Stored records
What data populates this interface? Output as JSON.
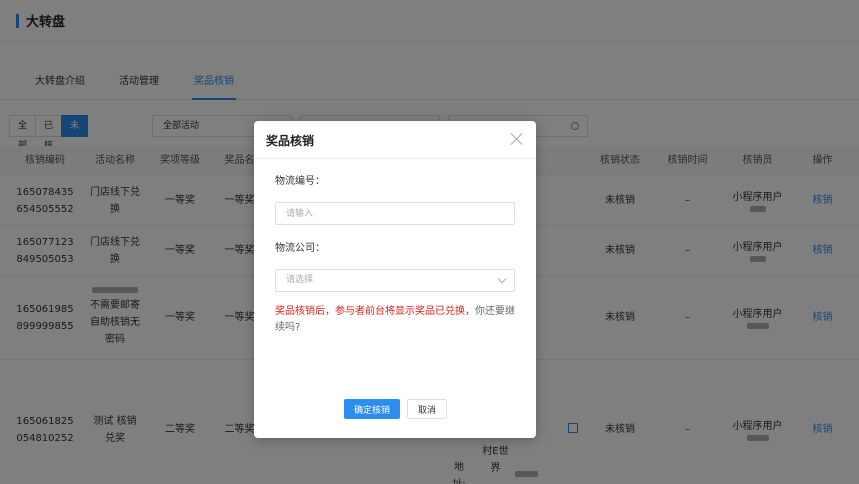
{
  "page": {
    "title": "大转盘"
  },
  "tabs": [
    {
      "label": "大转盘介绍"
    },
    {
      "label": "活动管理"
    },
    {
      "label": "奖品核销"
    }
  ],
  "filters": {
    "status_tabs": [
      {
        "label": "全部"
      },
      {
        "label": "已核销"
      },
      {
        "label": "未核销"
      }
    ],
    "activity_select": "全部活动"
  },
  "table": {
    "headers": [
      "核销编码",
      "活动名称",
      "奖项等级",
      "奖品名",
      "核销状态",
      "核销时间",
      "核销员",
      "操作"
    ],
    "rows": [
      {
        "code": "165078435\n654505552",
        "activity": "门店线下兑\n换",
        "level": "一等奖",
        "prize": "一等奖",
        "status": "未核销",
        "time": "–",
        "operator": "小程序用户",
        "action": "核销"
      },
      {
        "code": "165077123\n849505053",
        "activity": "门店线下兑\n换",
        "level": "一等奖",
        "prize": "一等奖",
        "status": "未核销",
        "time": "–",
        "operator": "小程序用户",
        "action": "核销"
      },
      {
        "code": "165061985\n899999855",
        "activity": "不需要邮寄\n自助核销无\n密码",
        "level": "一等奖",
        "prize": "一等奖",
        "status": "未核销",
        "time": "–",
        "operator": "小程序用户",
        "action": "核销"
      },
      {
        "code": "165061825\n054810252",
        "activity": "测试 核销\n兑奖",
        "level": "二等奖",
        "prize": "二等奖",
        "status": "未核销",
        "time": "–",
        "operator": "小程序用户",
        "action": "核销",
        "address_label": "地\n址:",
        "address_text": "村E世界"
      }
    ]
  },
  "modal": {
    "title": "奖品核销",
    "logistics_no_label": "物流编号：",
    "logistics_no_placeholder": "请输入",
    "logistics_company_label": "物流公司：",
    "logistics_company_placeholder": "请选择",
    "warning_red": "奖品核销后，参与者前台将显示奖品已兑换，",
    "warning_grey": "你还要继续吗?",
    "confirm_label": "确定核销",
    "cancel_label": "取消"
  },
  "colors": {
    "primary": "#2d8cf0",
    "warning": "#e0201b"
  }
}
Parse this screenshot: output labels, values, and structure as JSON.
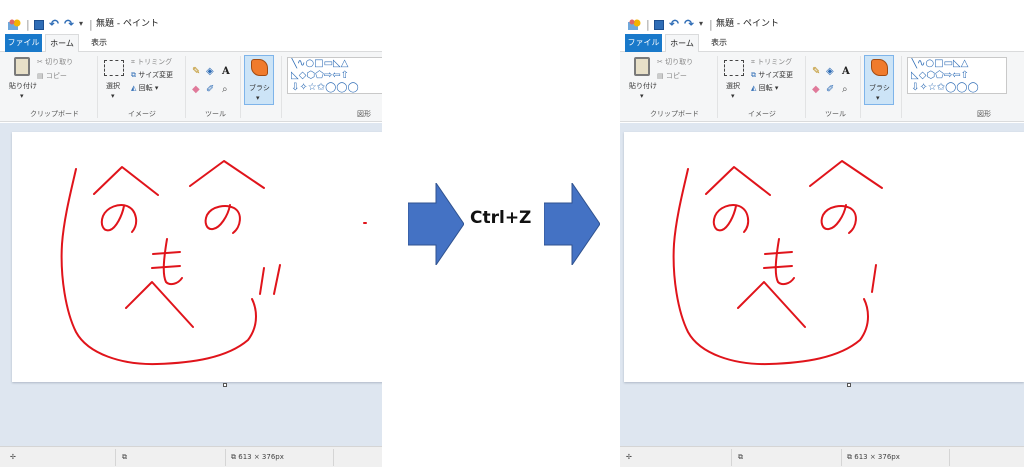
{
  "before": {
    "title": "無題 - ペイント",
    "tabs": [
      "ファイル",
      "ホーム",
      "表示"
    ],
    "ribbon": {
      "paste": "貼り付け",
      "cut": "切り取り",
      "copy": "コピー",
      "clipboard_group": "クリップボード",
      "select": "選択",
      "crop": "トリミング",
      "resize": "サイズ変更",
      "rotate": "回転 ▾",
      "image_group": "イメージ",
      "tools_group": "ツール",
      "brush": "ブラシ",
      "shapes_group": "図形"
    },
    "status": {
      "size_label": "613 × 376px"
    }
  },
  "after": {
    "title": "無題 - ペイント",
    "tabs": [
      "ファイル",
      "ホーム",
      "表示"
    ],
    "ribbon": {
      "paste": "貼り付け",
      "cut": "切り取り",
      "copy": "コピー",
      "clipboard_group": "クリップボード",
      "select": "選択",
      "crop": "トリミング",
      "resize": "サイズ変更",
      "rotate": "回転 ▾",
      "image_group": "イメージ",
      "tools_group": "ツール",
      "brush": "ブラシ",
      "shapes_group": "図形"
    },
    "status": {
      "size_label": "613 × 376px"
    }
  },
  "shortcut_label": "Ctrl+Z",
  "colors": {
    "stroke": "#e0141b",
    "arrow": "#4472c4",
    "canvas_bg": "#dee6f0",
    "tab_file": "#1979ca"
  },
  "icons": [
    "paint-app-icon",
    "save-icon",
    "undo-icon",
    "redo-icon",
    "paste-icon",
    "brush-icon",
    "move-icon",
    "selection-icon",
    "arrow-right-icon"
  ]
}
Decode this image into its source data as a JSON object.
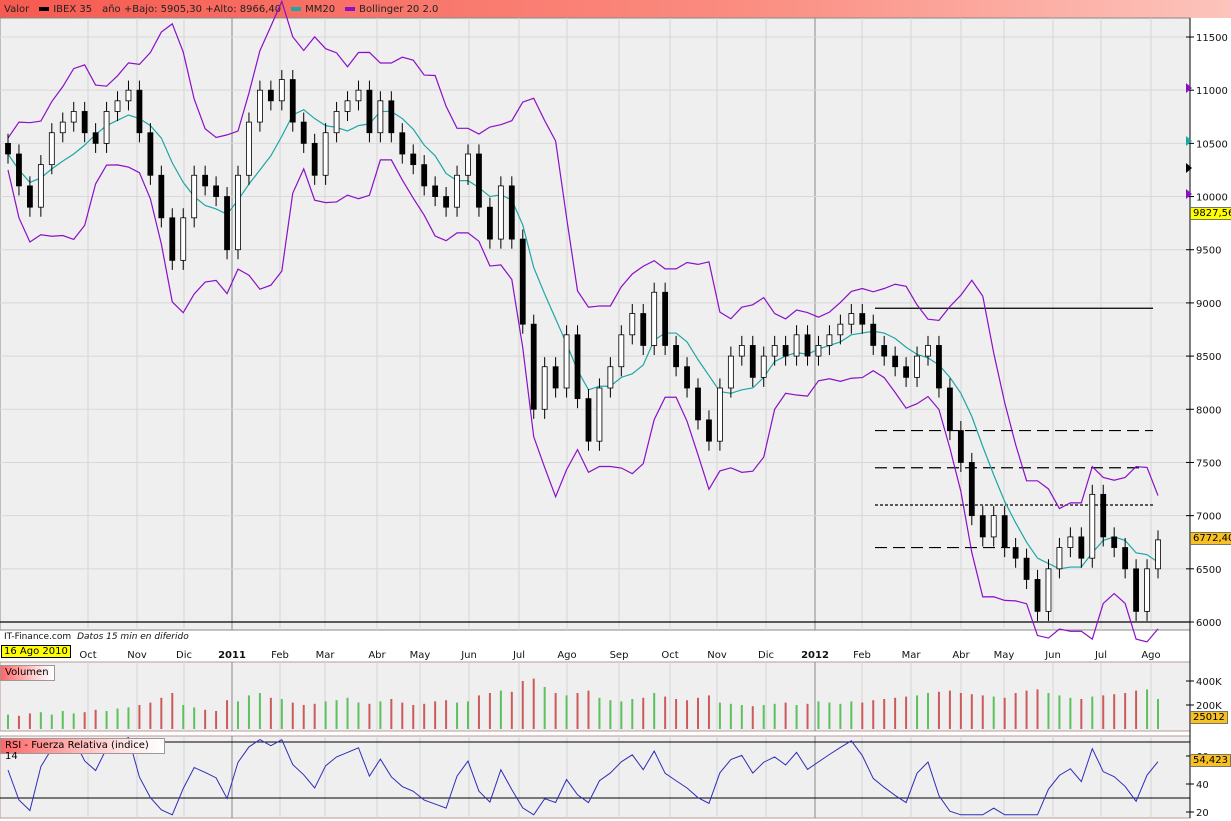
{
  "header": {
    "valor": "Valor",
    "series": "IBEX 35",
    "range": "año +Bajo: 5905,30 +Alto: 8966,40",
    "mm": "MM20",
    "boll": "Bollinger 20 2.0"
  },
  "colors": {
    "mm": "#1fa6a6",
    "boll": "#8a10c8",
    "rsi": "#2e2eb8",
    "vol_up": "#5cc05c",
    "vol_down": "#cc5a5a",
    "header": "#f65a50"
  },
  "credit": {
    "site": "IT-Finance.com",
    "note": "Datos 15 min en diferido"
  },
  "start_date": "16 Ago 2010",
  "volume_title": "Volumen",
  "rsi_title": "RSI - Fuerza Relativa (indice) 14",
  "tags": {
    "price_high": "9827,56",
    "last": "6772,40",
    "volume": "25012",
    "rsi": "54,423"
  },
  "chart_data": {
    "type": "candlestick",
    "title": "IBEX 35",
    "price_axis": {
      "ticks": [
        6000,
        6500,
        7000,
        7500,
        8000,
        8500,
        9000,
        9500,
        10000,
        10500,
        11000,
        11500
      ],
      "ylim": [
        6000,
        11500
      ]
    },
    "months": [
      {
        "l": "Oct",
        "b": false
      },
      {
        "l": "Nov",
        "b": false
      },
      {
        "l": "Dic",
        "b": false
      },
      {
        "l": "2011",
        "b": true
      },
      {
        "l": "Feb",
        "b": false
      },
      {
        "l": "Mar",
        "b": false
      },
      {
        "l": "Abr",
        "b": false
      },
      {
        "l": "May",
        "b": false
      },
      {
        "l": "Jun",
        "b": false
      },
      {
        "l": "Jul",
        "b": false
      },
      {
        "l": "Ago",
        "b": false
      },
      {
        "l": "Sep",
        "b": false
      },
      {
        "l": "Oct",
        "b": false
      },
      {
        "l": "Nov",
        "b": false
      },
      {
        "l": "Dic",
        "b": false
      },
      {
        "l": "2012",
        "b": true
      },
      {
        "l": "Feb",
        "b": false
      },
      {
        "l": "Mar",
        "b": false
      },
      {
        "l": "Abr",
        "b": false
      },
      {
        "l": "May",
        "b": false
      },
      {
        "l": "Jun",
        "b": false
      },
      {
        "l": "Jul",
        "b": false
      },
      {
        "l": "Ago",
        "b": false
      }
    ],
    "closes": [
      10400,
      10100,
      9900,
      10300,
      10600,
      10700,
      10800,
      10600,
      10500,
      10800,
      10900,
      11000,
      10600,
      10200,
      9800,
      9400,
      9800,
      10200,
      10100,
      10000,
      9500,
      10200,
      10700,
      11000,
      10900,
      11100,
      10700,
      10500,
      10200,
      10600,
      10800,
      10900,
      11000,
      10600,
      10900,
      10600,
      10400,
      10300,
      10100,
      10000,
      9900,
      10200,
      10400,
      9900,
      9600,
      10100,
      9600,
      8800,
      8000,
      8400,
      8200,
      8700,
      8100,
      7700,
      8200,
      8400,
      8700,
      8900,
      8600,
      9100,
      8600,
      8400,
      8200,
      7900,
      7700,
      8200,
      8500,
      8600,
      8300,
      8500,
      8600,
      8500,
      8700,
      8500,
      8600,
      8700,
      8800,
      8900,
      8800,
      8600,
      8500,
      8400,
      8300,
      8500,
      8600,
      8200,
      7800,
      7500,
      7000,
      6800,
      7000,
      6700,
      6600,
      6400,
      6100,
      6500,
      6700,
      6800,
      6600,
      7200,
      6800,
      6700,
      6500,
      6100,
      6500,
      6772
    ],
    "volumes": [
      120,
      110,
      130,
      140,
      120,
      150,
      130,
      140,
      160,
      150,
      170,
      180,
      200,
      220,
      260,
      300,
      200,
      180,
      160,
      150,
      240,
      230,
      280,
      300,
      260,
      250,
      220,
      200,
      210,
      230,
      240,
      260,
      220,
      210,
      230,
      250,
      220,
      200,
      210,
      230,
      240,
      220,
      230,
      280,
      300,
      320,
      310,
      400,
      420,
      350,
      300,
      280,
      300,
      320,
      260,
      240,
      230,
      250,
      260,
      300,
      270,
      250,
      240,
      260,
      280,
      220,
      210,
      200,
      190,
      200,
      210,
      220,
      200,
      210,
      230,
      220,
      210,
      230,
      220,
      240,
      250,
      260,
      270,
      280,
      300,
      310,
      320,
      300,
      290,
      280,
      270,
      260,
      300,
      320,
      330,
      300,
      280,
      260,
      250,
      270,
      280,
      290,
      300,
      320,
      330,
      250
    ],
    "volume_axis": {
      "ticks": [
        "400K",
        "200K"
      ]
    },
    "rsi_axis": {
      "ticks": [
        20,
        40,
        60
      ],
      "levels": [
        30,
        70
      ]
    },
    "hlines": [
      {
        "v": 8950,
        "style": "solid"
      },
      {
        "v": 7800,
        "style": "dashed"
      },
      {
        "v": 7450,
        "style": "dashed"
      },
      {
        "v": 7100,
        "style": "dotted"
      },
      {
        "v": 6700,
        "style": "dashed"
      },
      {
        "v": 6000,
        "style": "solid"
      }
    ]
  }
}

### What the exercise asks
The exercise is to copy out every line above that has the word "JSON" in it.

### Result below
What data populates this interface? Output as JSON.
Parse this screenshot: output labels, values, and structure as JSON.
Decode this image into its source data as a JSON object.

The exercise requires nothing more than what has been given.